Physiotherapy in Victoria, Westshore, Langford, for Shoulder
Q: I saw a physiotherapist after dislocating my left shoulder. She put me through a complete program until I was ready to get back to work. From start to finish, I was back on the job in eight weeks. How does that compare to other people?
A: Shoulder dislocations can be very complex and unforgiving when it comes to rehab and return-to-work. A simple, straightforward dislocation can be vastly different from a traumatic injury with soft tissue, cartilage, and capsular damage in and around the joint.
For someone to complete a conservative (nonoperative) treatment program in eight weeks and get back on-the-job is pretty good. Most patients with clinically stable shoulders (i.e., who have a negative apprehension test) are able to resume full physical activity about three months after the injury.
There is always a risk of recurrence after a traumatic dislocation. This may not happen at first while you are being cautious in how you use the arm. If the shoulder dislocates a second time, studies show this is most likely 10 to 17 months after the first injury.
Age is a factor in second (recurrent) shoulder dislocations. Younger adults tend to have the highest rate of shoulder redislocations. Older (perhaps less active) adults have a lower risk of redislocation.

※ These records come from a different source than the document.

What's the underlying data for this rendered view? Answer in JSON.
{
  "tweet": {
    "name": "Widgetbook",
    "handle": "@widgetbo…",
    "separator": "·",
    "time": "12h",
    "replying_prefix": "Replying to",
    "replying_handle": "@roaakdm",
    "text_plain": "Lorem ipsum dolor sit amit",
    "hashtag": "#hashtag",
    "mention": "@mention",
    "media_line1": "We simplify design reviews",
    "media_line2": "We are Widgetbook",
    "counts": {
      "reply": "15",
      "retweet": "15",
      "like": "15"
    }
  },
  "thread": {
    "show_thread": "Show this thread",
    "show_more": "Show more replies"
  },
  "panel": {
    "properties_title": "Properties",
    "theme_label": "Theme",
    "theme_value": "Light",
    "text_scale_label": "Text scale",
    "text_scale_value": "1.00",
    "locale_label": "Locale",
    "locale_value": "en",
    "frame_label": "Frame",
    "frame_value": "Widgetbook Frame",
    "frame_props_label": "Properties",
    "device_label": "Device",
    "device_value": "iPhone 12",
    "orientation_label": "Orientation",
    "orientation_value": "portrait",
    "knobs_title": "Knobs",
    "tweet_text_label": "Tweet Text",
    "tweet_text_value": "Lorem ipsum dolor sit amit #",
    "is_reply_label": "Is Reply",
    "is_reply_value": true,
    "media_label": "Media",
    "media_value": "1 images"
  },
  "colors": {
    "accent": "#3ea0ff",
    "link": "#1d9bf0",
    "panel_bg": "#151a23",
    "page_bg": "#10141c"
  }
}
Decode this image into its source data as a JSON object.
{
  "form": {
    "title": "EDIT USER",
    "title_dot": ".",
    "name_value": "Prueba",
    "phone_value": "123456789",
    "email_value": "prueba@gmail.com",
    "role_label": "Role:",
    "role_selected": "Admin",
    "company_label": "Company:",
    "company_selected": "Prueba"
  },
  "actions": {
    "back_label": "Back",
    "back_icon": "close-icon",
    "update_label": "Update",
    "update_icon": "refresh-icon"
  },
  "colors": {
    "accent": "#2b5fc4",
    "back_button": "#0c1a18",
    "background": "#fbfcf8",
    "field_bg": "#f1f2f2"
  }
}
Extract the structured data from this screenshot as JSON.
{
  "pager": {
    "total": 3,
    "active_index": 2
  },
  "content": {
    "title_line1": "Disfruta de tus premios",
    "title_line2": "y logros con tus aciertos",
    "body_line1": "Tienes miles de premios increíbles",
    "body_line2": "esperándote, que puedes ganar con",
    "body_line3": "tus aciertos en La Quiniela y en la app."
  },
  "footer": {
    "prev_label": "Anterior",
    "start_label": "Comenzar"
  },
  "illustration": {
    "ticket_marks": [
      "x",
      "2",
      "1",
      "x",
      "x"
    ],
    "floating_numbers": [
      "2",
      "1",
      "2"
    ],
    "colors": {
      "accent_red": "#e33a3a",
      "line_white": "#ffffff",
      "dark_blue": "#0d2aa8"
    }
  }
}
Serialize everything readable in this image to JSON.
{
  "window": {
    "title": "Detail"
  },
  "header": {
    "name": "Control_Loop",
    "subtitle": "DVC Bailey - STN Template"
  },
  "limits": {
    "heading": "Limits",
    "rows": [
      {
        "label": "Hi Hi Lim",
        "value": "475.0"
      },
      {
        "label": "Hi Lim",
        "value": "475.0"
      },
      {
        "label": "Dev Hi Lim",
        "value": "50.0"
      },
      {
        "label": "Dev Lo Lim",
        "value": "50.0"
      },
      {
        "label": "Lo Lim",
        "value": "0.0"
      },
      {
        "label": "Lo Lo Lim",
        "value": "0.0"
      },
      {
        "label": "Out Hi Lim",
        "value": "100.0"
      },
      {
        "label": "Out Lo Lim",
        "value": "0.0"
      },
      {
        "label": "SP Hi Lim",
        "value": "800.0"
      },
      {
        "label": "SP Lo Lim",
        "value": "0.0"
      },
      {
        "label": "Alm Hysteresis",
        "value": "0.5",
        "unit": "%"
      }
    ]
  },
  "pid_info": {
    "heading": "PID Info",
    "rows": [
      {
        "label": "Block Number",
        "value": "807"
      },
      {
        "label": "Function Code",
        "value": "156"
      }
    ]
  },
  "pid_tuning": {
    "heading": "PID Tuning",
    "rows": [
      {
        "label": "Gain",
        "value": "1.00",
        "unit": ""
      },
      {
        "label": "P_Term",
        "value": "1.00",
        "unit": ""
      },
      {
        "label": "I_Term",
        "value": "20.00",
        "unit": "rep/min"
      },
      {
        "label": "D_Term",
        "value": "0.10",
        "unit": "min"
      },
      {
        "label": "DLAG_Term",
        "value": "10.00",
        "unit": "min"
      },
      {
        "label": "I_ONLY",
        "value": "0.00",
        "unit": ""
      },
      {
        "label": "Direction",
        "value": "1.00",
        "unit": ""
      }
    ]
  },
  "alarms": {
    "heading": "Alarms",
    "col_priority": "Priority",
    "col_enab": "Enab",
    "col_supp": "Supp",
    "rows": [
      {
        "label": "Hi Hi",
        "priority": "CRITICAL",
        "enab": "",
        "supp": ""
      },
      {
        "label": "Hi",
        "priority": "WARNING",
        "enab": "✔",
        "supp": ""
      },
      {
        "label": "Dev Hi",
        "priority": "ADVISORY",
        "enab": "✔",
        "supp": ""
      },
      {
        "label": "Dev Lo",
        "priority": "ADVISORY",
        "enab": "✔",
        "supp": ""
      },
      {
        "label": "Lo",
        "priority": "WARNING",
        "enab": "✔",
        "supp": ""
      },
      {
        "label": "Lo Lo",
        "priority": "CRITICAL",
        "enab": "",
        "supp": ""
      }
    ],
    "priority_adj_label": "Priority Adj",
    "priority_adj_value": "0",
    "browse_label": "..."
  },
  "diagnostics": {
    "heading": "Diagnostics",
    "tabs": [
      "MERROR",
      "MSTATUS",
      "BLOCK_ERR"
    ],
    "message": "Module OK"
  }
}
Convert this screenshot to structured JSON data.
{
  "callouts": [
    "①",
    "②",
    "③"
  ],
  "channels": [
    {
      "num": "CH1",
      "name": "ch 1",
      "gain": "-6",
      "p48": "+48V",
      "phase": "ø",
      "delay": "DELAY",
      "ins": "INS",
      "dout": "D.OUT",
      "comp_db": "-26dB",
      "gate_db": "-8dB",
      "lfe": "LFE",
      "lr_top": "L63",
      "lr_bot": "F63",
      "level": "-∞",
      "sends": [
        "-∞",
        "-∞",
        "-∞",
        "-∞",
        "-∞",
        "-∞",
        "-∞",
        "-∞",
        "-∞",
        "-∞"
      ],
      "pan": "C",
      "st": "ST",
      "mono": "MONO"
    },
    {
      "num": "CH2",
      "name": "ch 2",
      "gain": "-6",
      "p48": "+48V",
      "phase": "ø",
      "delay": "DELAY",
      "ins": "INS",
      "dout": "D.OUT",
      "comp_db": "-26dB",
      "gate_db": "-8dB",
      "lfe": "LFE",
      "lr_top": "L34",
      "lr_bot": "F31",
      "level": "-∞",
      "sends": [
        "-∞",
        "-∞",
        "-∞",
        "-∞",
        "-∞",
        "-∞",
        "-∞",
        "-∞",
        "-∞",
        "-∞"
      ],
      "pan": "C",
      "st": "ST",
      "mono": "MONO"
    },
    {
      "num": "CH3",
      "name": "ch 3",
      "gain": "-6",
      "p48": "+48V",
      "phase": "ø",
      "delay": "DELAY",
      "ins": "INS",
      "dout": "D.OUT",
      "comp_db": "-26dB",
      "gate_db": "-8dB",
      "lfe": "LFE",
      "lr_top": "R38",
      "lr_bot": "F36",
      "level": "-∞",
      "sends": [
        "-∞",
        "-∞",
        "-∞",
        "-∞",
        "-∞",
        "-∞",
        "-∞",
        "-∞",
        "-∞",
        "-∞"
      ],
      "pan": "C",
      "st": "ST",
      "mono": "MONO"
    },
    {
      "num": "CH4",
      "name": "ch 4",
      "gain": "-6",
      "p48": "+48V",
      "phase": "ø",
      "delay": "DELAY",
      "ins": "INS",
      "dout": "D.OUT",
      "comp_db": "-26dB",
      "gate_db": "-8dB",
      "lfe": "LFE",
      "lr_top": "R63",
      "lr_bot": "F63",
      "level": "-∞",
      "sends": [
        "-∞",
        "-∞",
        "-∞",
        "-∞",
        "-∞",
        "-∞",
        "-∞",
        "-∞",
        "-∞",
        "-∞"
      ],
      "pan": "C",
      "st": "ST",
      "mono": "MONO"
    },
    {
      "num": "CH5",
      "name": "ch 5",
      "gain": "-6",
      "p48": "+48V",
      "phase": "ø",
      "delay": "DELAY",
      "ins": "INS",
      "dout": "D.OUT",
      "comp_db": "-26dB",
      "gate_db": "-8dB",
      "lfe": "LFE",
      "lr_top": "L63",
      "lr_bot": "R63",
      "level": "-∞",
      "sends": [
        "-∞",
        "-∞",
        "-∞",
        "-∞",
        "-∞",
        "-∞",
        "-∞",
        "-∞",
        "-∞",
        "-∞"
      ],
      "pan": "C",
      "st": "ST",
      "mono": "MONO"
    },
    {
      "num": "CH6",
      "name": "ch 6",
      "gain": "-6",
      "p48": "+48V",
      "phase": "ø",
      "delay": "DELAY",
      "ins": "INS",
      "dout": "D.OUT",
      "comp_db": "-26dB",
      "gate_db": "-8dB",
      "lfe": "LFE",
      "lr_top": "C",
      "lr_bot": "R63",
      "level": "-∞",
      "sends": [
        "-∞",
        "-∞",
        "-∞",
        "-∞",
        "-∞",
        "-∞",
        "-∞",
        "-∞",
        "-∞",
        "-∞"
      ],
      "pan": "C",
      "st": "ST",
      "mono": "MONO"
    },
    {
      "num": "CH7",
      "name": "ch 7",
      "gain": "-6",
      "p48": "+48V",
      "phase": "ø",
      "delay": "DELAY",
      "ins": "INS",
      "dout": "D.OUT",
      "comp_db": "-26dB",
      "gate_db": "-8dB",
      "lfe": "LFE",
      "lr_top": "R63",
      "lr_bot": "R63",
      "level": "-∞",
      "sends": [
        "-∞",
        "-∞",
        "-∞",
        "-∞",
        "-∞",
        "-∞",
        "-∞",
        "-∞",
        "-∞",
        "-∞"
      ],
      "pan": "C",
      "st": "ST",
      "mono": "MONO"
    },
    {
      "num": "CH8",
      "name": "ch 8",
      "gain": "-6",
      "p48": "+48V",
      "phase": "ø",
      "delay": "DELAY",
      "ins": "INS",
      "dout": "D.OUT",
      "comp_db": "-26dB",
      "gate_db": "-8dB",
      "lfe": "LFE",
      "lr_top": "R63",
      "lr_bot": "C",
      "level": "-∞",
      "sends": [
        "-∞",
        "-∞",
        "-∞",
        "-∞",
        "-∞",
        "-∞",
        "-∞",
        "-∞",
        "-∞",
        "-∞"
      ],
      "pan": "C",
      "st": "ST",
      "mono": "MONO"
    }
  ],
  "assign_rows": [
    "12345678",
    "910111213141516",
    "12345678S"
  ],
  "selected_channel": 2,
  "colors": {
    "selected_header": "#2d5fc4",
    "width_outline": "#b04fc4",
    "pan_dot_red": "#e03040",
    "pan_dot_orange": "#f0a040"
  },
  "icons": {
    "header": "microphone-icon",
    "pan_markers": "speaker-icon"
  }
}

Reference: Ori Safran, MD, et al. Accuracy of the Anterior Apprehension Test as a Predictor of Risk for Redislocation After a First Traumatic Shoulder Dislocation. In The American Journal of Sports Medicine. May 2010. Vol. 38. No. 5. Pp. 972-975.